After more than a year of development, Facebook unveiled a video showing the first flight of its full-scale Aquila drone, which is designed to stay aloft for months and potentially connect billions of users to the internet.
A one-fifth-scale version of the pilotless plane has been undergoing flight tests for months, but the full-scale Aquila – with a wingspan wider than that of a Boeing 737 jet – had its first outing over the Yuma Proving Ground in Arizona on June 28. The details came out today in a posting by Jay Parikh, Facebook’s global head of engineering and infrastructure, and in an inside report from The Verge.
“This first functional check was a low-altitude flight, and it was so successful that we ended up flying Aquila for more than 90 minutes — three times longer than originally planned,” Parikh said.
Eventually, the Aquila is meant to fly for as long as three months at a time, powered day and night by solar cells and batteries. Facebook says it weighs only a third as much as an electric car, and is designed to use a mere 5,000 watts of power to stay in the air and relay data.

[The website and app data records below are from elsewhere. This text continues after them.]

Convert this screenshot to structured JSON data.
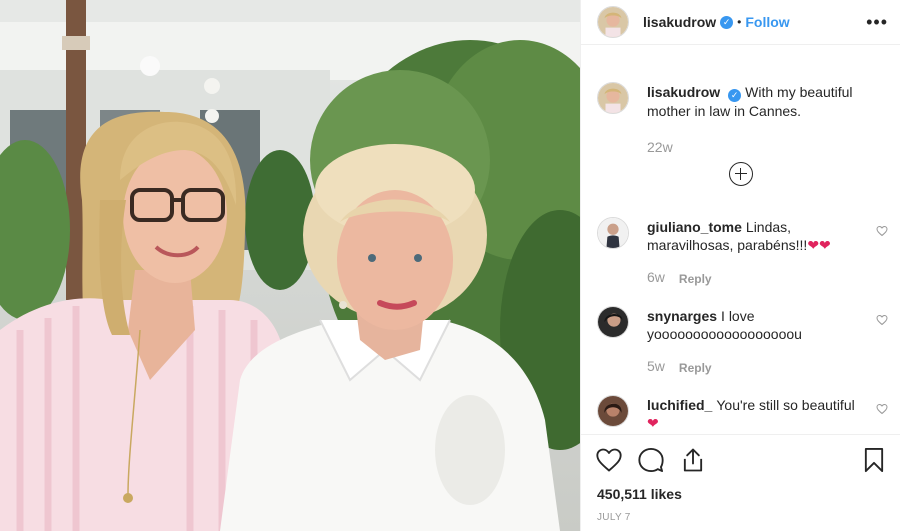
{
  "post": {
    "author": "lisakudrow",
    "follow_label": "Follow",
    "separator": "•",
    "more_label": "•••",
    "caption_text": "With my beautiful mother in law in Cannes.",
    "caption_age": "22w",
    "likes": "450,511 likes",
    "date": "JULY 7"
  },
  "comments": [
    {
      "user": "giuliano_tome",
      "text": "Lindas, maravilhosas, parabéns!!!",
      "emoji": "❤❤",
      "age": "6w",
      "reply": "Reply"
    },
    {
      "user": "snynarges",
      "text": "I love yoooooooooooooooooou",
      "emoji": "",
      "age": "5w",
      "reply": "Reply"
    },
    {
      "user": "luchified_",
      "text": "You're still so beautiful",
      "emoji": "❤",
      "age": "",
      "reply": ""
    }
  ],
  "colors": {
    "accent": "#3897f0",
    "heart": "#e0245e",
    "muted": "#999999",
    "border": "#efefef"
  },
  "icons": [
    "verified-badge-icon",
    "more-options-icon",
    "load-more-plus-icon",
    "like-heart-icon",
    "comment-icon",
    "share-icon",
    "bookmark-icon"
  ]
}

“When complete, Aquila will be able to circle a region up to 60 miles in diameter, beaming connectivity down from an altitude of more than 60,000 feet using laser communications and millimeter wave systems,” Parikh said.